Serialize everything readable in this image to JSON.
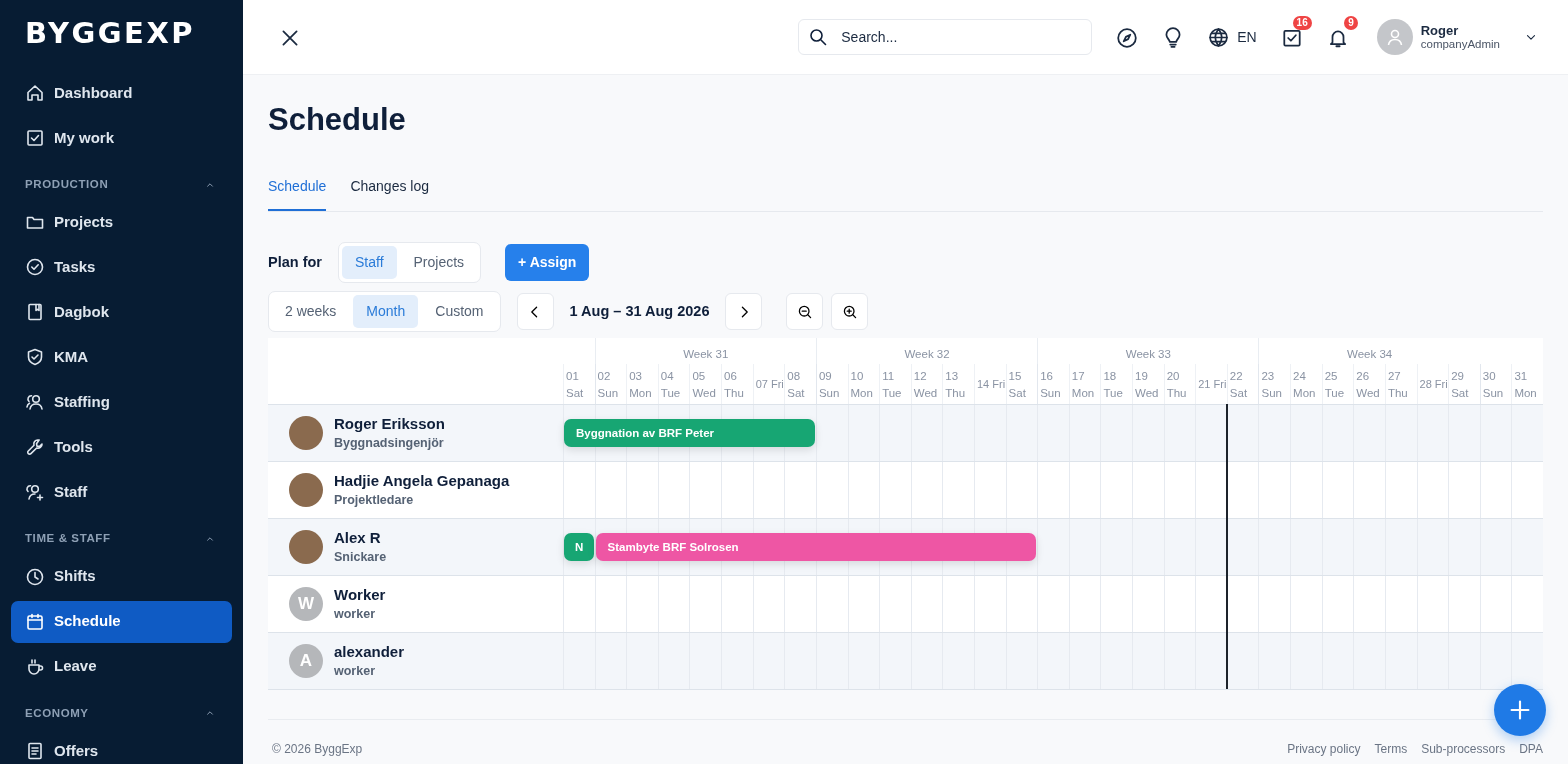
{
  "sidebar": {
    "logo": "BYGGEXP",
    "items": [
      {
        "kind": "link",
        "label": "Dashboard",
        "selected": false
      },
      {
        "kind": "link",
        "label": "My work",
        "selected": false
      },
      {
        "kind": "section",
        "label": "PRODUCTION",
        "expanded": true
      },
      {
        "kind": "link",
        "label": "Projects",
        "selected": false
      },
      {
        "kind": "link",
        "label": "Tasks",
        "selected": false
      },
      {
        "kind": "link",
        "label": "Dagbok",
        "selected": false
      },
      {
        "kind": "link",
        "label": "KMA",
        "selected": false
      },
      {
        "kind": "link",
        "label": "Staffing",
        "selected": false
      },
      {
        "kind": "link",
        "label": "Tools",
        "selected": false
      },
      {
        "kind": "link",
        "label": "Staff",
        "selected": false
      },
      {
        "kind": "section",
        "label": "TIME & STAFF",
        "expanded": true
      },
      {
        "kind": "link",
        "label": "Shifts",
        "selected": false
      },
      {
        "kind": "link",
        "label": "Schedule",
        "selected": true
      },
      {
        "kind": "link",
        "label": "Leave",
        "selected": false
      },
      {
        "kind": "section",
        "label": "ECONOMY",
        "expanded": true
      },
      {
        "kind": "link",
        "label": "Offers",
        "selected": false
      }
    ]
  },
  "header": {
    "search": {
      "placeholder": "Search..."
    },
    "language": "EN",
    "tasks_badge": "16",
    "notifications_badge": "9",
    "user": {
      "name": "Roger",
      "role": "companyAdmin"
    }
  },
  "page": {
    "title": "Schedule",
    "tabs": [
      {
        "label": "Schedule",
        "selected": true
      },
      {
        "label": "Changes log",
        "selected": false
      }
    ],
    "plan_for": {
      "label": "Plan for",
      "options": [
        {
          "label": "Staff",
          "selected": true
        },
        {
          "label": "Projects",
          "selected": false
        }
      ]
    },
    "assign_button": "+ Assign",
    "ranges": [
      {
        "label": "2 weeks",
        "selected": false
      },
      {
        "label": "Month",
        "selected": true
      },
      {
        "label": "Custom",
        "selected": false
      }
    ],
    "period": "1 Aug – 31 Aug 2026"
  },
  "schedule": {
    "weeks": [
      {
        "label": "Week 31"
      },
      {
        "label": "Week 32"
      },
      {
        "label": "Week 33"
      },
      {
        "label": "Week 34"
      }
    ],
    "days": [
      {
        "date": "01",
        "weekday": "Sat",
        "kind": "stacked",
        "week_start": false,
        "today": false
      },
      {
        "date": "02",
        "weekday": "Sun",
        "kind": "stacked",
        "week_start": true,
        "today": false
      },
      {
        "date": "03",
        "weekday": "Mon",
        "kind": "stacked",
        "week_start": false,
        "today": false
      },
      {
        "date": "04",
        "weekday": "Tue",
        "kind": "stacked",
        "week_start": false,
        "today": false
      },
      {
        "date": "05",
        "weekday": "Wed",
        "kind": "stacked",
        "week_start": false,
        "today": false
      },
      {
        "date": "06",
        "weekday": "Thu",
        "kind": "stacked",
        "week_start": false,
        "today": false
      },
      {
        "date": "07",
        "weekday": "Fri",
        "kind": "inline",
        "week_start": false,
        "today": false
      },
      {
        "date": "08",
        "weekday": "Sat",
        "kind": "stacked",
        "week_start": false,
        "today": false
      },
      {
        "date": "09",
        "weekday": "Sun",
        "kind": "stacked",
        "week_start": true,
        "today": false
      },
      {
        "date": "10",
        "weekday": "Mon",
        "kind": "stacked",
        "week_start": false,
        "today": false
      },
      {
        "date": "11",
        "weekday": "Tue",
        "kind": "stacked",
        "week_start": false,
        "today": false
      },
      {
        "date": "12",
        "weekday": "Wed",
        "kind": "stacked",
        "week_start": false,
        "today": false
      },
      {
        "date": "13",
        "weekday": "Thu",
        "kind": "stacked",
        "week_start": false,
        "today": false
      },
      {
        "date": "14",
        "weekday": "Fri",
        "kind": "inline",
        "week_start": false,
        "today": false
      },
      {
        "date": "15",
        "weekday": "Sat",
        "kind": "stacked",
        "week_start": false,
        "today": false
      },
      {
        "date": "16",
        "weekday": "Sun",
        "kind": "stacked",
        "week_start": true,
        "today": false
      },
      {
        "date": "17",
        "weekday": "Mon",
        "kind": "stacked",
        "week_start": false,
        "today": false
      },
      {
        "date": "18",
        "weekday": "Tue",
        "kind": "stacked",
        "week_start": false,
        "today": false
      },
      {
        "date": "19",
        "weekday": "Wed",
        "kind": "stacked",
        "week_start": false,
        "today": false
      },
      {
        "date": "20",
        "weekday": "Thu",
        "kind": "stacked",
        "week_start": false,
        "today": false
      },
      {
        "date": "21",
        "weekday": "Fri",
        "kind": "inline",
        "week_start": false,
        "today": true
      },
      {
        "date": "22",
        "weekday": "Sat",
        "kind": "stacked",
        "week_start": false,
        "today": false
      },
      {
        "date": "23",
        "weekday": "Sun",
        "kind": "stacked",
        "week_start": true,
        "today": false
      },
      {
        "date": "24",
        "weekday": "Mon",
        "kind": "stacked",
        "week_start": false,
        "today": false
      },
      {
        "date": "25",
        "weekday": "Tue",
        "kind": "stacked",
        "week_start": false,
        "today": false
      },
      {
        "date": "26",
        "weekday": "Wed",
        "kind": "stacked",
        "week_start": false,
        "today": false
      },
      {
        "date": "27",
        "weekday": "Thu",
        "kind": "stacked",
        "week_start": false,
        "today": false
      },
      {
        "date": "28",
        "weekday": "Fri",
        "kind": "inline",
        "week_start": false,
        "today": false
      },
      {
        "date": "29",
        "weekday": "Sat",
        "kind": "stacked",
        "week_start": false,
        "today": false
      },
      {
        "date": "30",
        "weekday": "Sun",
        "kind": "stacked",
        "week_start": true,
        "today": false
      },
      {
        "date": "31",
        "weekday": "Mon",
        "kind": "stacked",
        "week_start": false,
        "today": false
      }
    ],
    "people": [
      {
        "name": "Roger Eriksson",
        "role": "Byggnadsingenjör",
        "avatar": {
          "kind": "photo"
        },
        "assignments": [
          {
            "label": "Byggnation av BRF Peter",
            "color": "#17a673"
          }
        ]
      },
      {
        "name": "Hadjie Angela Gepanaga",
        "role": "Projektledare",
        "avatar": {
          "kind": "photo"
        }
      },
      {
        "name": "Alex R",
        "role": "Snickare",
        "avatar": {
          "kind": "photo"
        },
        "assignments": [
          {
            "label": "N",
            "color": "#17a673"
          },
          {
            "label": "Stambyte BRF Solrosen",
            "color": "#ee56a4"
          }
        ]
      },
      {
        "name": "Worker",
        "role": "worker",
        "avatar": {
          "kind": "initial",
          "letter": "W"
        }
      },
      {
        "name": "alexander",
        "role": "worker",
        "avatar": {
          "kind": "initial",
          "letter": "A"
        }
      }
    ]
  },
  "footer": {
    "copyright": "© 2026 ByggExp",
    "links": [
      "Privacy policy",
      "Terms",
      "Sub-processors",
      "DPA"
    ]
  }
}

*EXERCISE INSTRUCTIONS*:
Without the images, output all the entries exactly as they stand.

*ANSWER BOX*:
Serialize everything readable in this image to JSON.
{
  "sidebar": {
    "logo": "BYGGEXP",
    "items": [
      {
        "kind": "link",
        "label": "Dashboard",
        "selected": false
      },
      {
        "kind": "link",
        "label": "My work",
        "selected": false
      },
      {
        "kind": "section",
        "label": "PRODUCTION",
        "expanded": true
      },
      {
        "kind": "link",
        "label": "Projects",
        "selected": false
      },
      {
        "kind": "link",
        "label": "Tasks",
        "selected": false
      },
      {
        "kind": "link",
        "label": "Dagbok",
        "selected": false
      },
      {
        "kind": "link",
        "label": "KMA",
        "selected": false
      },
      {
        "kind": "link",
        "label": "Staffing",
        "selected": false
      },
      {
        "kind": "link",
        "label": "Tools",
        "selected": false
      },
      {
        "kind": "link",
        "label": "Staff",
        "selected": false
      },
      {
        "kind": "section",
        "label": "TIME & STAFF",
        "expanded": true
      },
      {
        "kind": "link",
        "label": "Shifts",
        "selected": false
      },
      {
        "kind": "link",
        "label": "Schedule",
        "selected": true
      },
      {
        "kind": "link",
        "label": "Leave",
        "selected": false
      },
      {
        "kind": "section",
        "label": "ECONOMY",
        "expanded": true
      },
      {
        "kind": "link",
        "label": "Offers",
        "selected": false
      }
    ]
  },
  "header": {
    "search": {
      "placeholder": "Search..."
    },
    "language": "EN",
    "tasks_badge": "16",
    "notifications_badge": "9",
    "user": {
      "name": "Roger",
      "role": "companyAdmin"
    }
  },
  "page": {
    "title": "Schedule",
    "tabs": [
      {
        "label": "Schedule",
        "selected": true
      },
      {
        "label": "Changes log",
        "selected": false
      }
    ],
    "plan_for": {
      "label": "Plan for",
      "options": [
        {
          "label": "Staff",
          "selected": true
        },
        {
          "label": "Projects",
          "selected": false
        }
      ]
    },
    "assign_button": "+ Assign",
    "ranges": [
      {
        "label": "2 weeks",
        "selected": false
      },
      {
        "label": "Month",
        "selected": true
      },
      {
        "label": "Custom",
        "selected": false
      }
    ],
    "period": "1 Aug – 31 Aug 2026"
  },
  "schedule": {
    "weeks": [
      {
        "label": "Week 31"
      },
      {
        "label": "Week 32"
      },
      {
        "label": "Week 33"
      },
      {
        "label": "Week 34"
      }
    ],
    "days": [
      {
        "date": "01",
        "weekday": "Sat",
        "kind": "stacked",
        "week_start": false,
        "today": false
      },
      {
        "date": "02",
        "weekday": "Sun",
        "kind": "stacked",
        "week_start": true,
        "today": false
      },
      {
        "date": "03",
        "weekday": "Mon",
        "kind": "stacked",
        "week_start": false,
        "today": false
      },
      {
        "date": "04",
        "weekday": "Tue",
        "kind": "stacked",
        "week_start": false,
        "today": false
      },
      {
        "date": "05",
        "weekday": "Wed",
        "kind": "stacked",
        "week_start": false,
        "today": false
      },
      {
        "date": "06",
        "weekday": "Thu",
        "kind": "stacked",
        "week_start": false,
        "today": false
      },
      {
        "date": "07",
        "weekday": "Fri",
        "kind": "inline",
        "week_start": false,
        "today": false
      },
      {
        "date": "08",
        "weekday": "Sat",
        "kind": "stacked",
        "week_start": false,
        "today": false
      },
      {
        "date": "09",
        "weekday": "Sun",
        "kind": "stacked",
        "week_start": true,
        "today": false
      },
      {
        "date": "10",
        "weekday": "Mon",
        "kind": "stacked",
        "week_start": false,
        "today": false
      },
      {
        "date": "11",
        "weekday": "Tue",
        "kind": "stacked",
        "week_start": false,
        "today": false
      },
      {
        "date": "12",
        "weekday": "Wed",
        "kind": "stacked",
        "week_start": false,
        "today": false
      },
      {
        "date": "13",
        "weekday": "Thu",
        "kind": "stacked",
        "week_start": false,
        "today": false
      },
      {
        "date": "14",
        "weekday": "Fri",
        "kind": "inline",
        "week_start": false,
        "today": false
      },
      {
        "date": "15",
        "weekday": "Sat",
        "kind": "stacked",
        "week_start": false,
        "today": false
      },
      {
        "date": "16",
        "weekday": "Sun",
        "kind": "stacked",
        "week_start": true,
        "today": false
      },
      {
        "date": "17",
        "weekday": "Mon",
        "kind": "stacked",
        "week_start": false,
        "today": false
      },
      {
        "date": "18",
        "weekday": "Tue",
        "kind": "stacked",
        "week_start": false,
        "today": false
      },
      {
        "date": "19",
        "weekday": "Wed",
        "kind": "stacked",
        "week_start": false,
        "today": false
      },
      {
        "date": "20",
        "weekday": "Thu",
        "kind": "stacked",
        "week_start": false,
        "today": false
      },
      {
        "date": "21",
        "weekday": "Fri",
        "kind": "inline",
        "week_start": false,
        "today": true
      },
      {
        "date": "22",
        "weekday": "Sat",
        "kind": "stacked",
        "week_start": false,
        "today": false
      },
      {
        "date": "23",
        "weekday": "Sun",
        "kind": "stacked",
        "week_start": true,
        "today": false
      },
      {
        "date": "24",
        "weekday": "Mon",
        "kind": "stacked",
        "week_start": false,
        "today": false
      },
      {
        "date": "25",
        "weekday": "Tue",
        "kind": "stacked",
        "week_start": false,
        "today": false
      },
      {
        "date": "26",
        "weekday": "Wed",
        "kind": "stacked",
        "week_start": false,
        "today": false
      },
      {
        "date": "27",
        "weekday": "Thu",
        "kind": "stacked",
        "week_start": false,
        "today": false
      },
      {
        "date": "28",
        "weekday": "Fri",
        "kind": "inline",
        "week_start": false,
        "today": false
      },
      {
        "date": "29",
        "weekday": "Sat",
        "kind": "stacked",
        "week_start": false,
        "today": false
      },
      {
        "date": "30",
        "weekday": "Sun",
        "kind": "stacked",
        "week_start": true,
        "today": false
      },
      {
        "date": "31",
        "weekday": "Mon",
        "kind": "stacked",
        "week_start": false,
        "today": false
      }
    ],
    "people": [
      {
        "name": "Roger Eriksson",
        "role": "Byggnadsingenjör",
        "avatar": {
          "kind": "photo"
        },
        "assignments": [
          {
            "label": "Byggnation av BRF Peter",
            "color": "#17a673"
          }
        ]
      },
      {
        "name": "Hadjie Angela Gepanaga",
        "role": "Projektledare",
        "avatar": {
          "kind": "photo"
        }
      },
      {
        "name": "Alex R",
        "role": "Snickare",
        "avatar": {
          "kind": "photo"
        },
        "assignments": [
          {
            "label": "N",
            "color": "#17a673"
          },
          {
            "label": "Stambyte BRF Solrosen",
            "color": "#ee56a4"
          }
        ]
      },
      {
        "name": "Worker",
        "role": "worker",
        "avatar": {
          "kind": "initial",
          "letter": "W"
        }
      },
      {
        "name": "alexander",
        "role": "worker",
        "avatar": {
          "kind": "initial",
          "letter": "A"
        }
      }
    ]
  },
  "footer": {
    "copyright": "© 2026 ByggExp",
    "links": [
      "Privacy policy",
      "Terms",
      "Sub-processors",
      "DPA"
    ]
  }
}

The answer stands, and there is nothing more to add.